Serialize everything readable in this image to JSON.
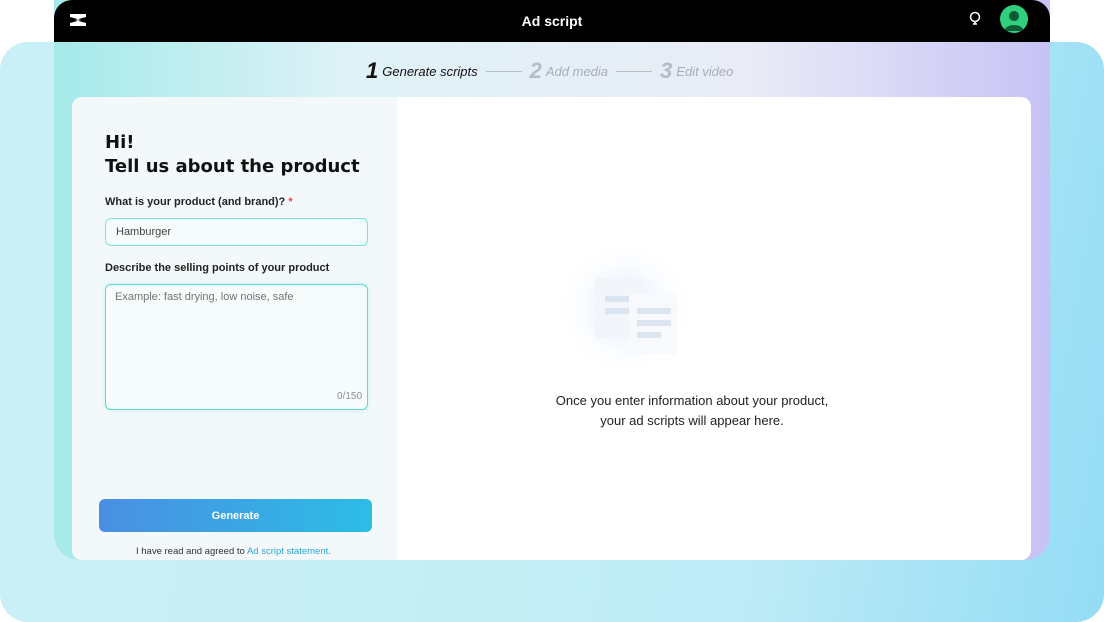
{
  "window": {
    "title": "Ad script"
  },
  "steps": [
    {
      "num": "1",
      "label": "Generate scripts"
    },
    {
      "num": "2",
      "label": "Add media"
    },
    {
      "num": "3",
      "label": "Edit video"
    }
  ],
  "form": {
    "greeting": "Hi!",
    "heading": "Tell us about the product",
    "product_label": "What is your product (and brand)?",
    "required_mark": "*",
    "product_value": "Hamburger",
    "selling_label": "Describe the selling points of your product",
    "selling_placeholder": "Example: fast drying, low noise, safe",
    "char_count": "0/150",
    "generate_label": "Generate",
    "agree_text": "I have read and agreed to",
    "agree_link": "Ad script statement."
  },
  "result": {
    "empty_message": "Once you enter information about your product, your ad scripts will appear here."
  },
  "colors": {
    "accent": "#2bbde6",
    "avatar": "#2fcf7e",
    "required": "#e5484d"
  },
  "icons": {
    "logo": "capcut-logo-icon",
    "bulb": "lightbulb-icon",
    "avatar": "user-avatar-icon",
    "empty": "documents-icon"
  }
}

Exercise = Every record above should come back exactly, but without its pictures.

Task result =
Serialize everything readable in this image to JSON.
{
  "window": {
    "title": "Ad script"
  },
  "steps": [
    {
      "num": "1",
      "label": "Generate scripts"
    },
    {
      "num": "2",
      "label": "Add media"
    },
    {
      "num": "3",
      "label": "Edit video"
    }
  ],
  "form": {
    "greeting": "Hi!",
    "heading": "Tell us about the product",
    "product_label": "What is your product (and brand)?",
    "required_mark": "*",
    "product_value": "Hamburger",
    "selling_label": "Describe the selling points of your product",
    "selling_placeholder": "Example: fast drying, low noise, safe",
    "char_count": "0/150",
    "generate_label": "Generate",
    "agree_text": "I have read and agreed to",
    "agree_link": "Ad script statement."
  },
  "result": {
    "empty_message": "Once you enter information about your product, your ad scripts will appear here."
  },
  "colors": {
    "accent": "#2bbde6",
    "avatar": "#2fcf7e",
    "required": "#e5484d"
  },
  "icons": {
    "logo": "capcut-logo-icon",
    "bulb": "lightbulb-icon",
    "avatar": "user-avatar-icon",
    "empty": "documents-icon"
  }
}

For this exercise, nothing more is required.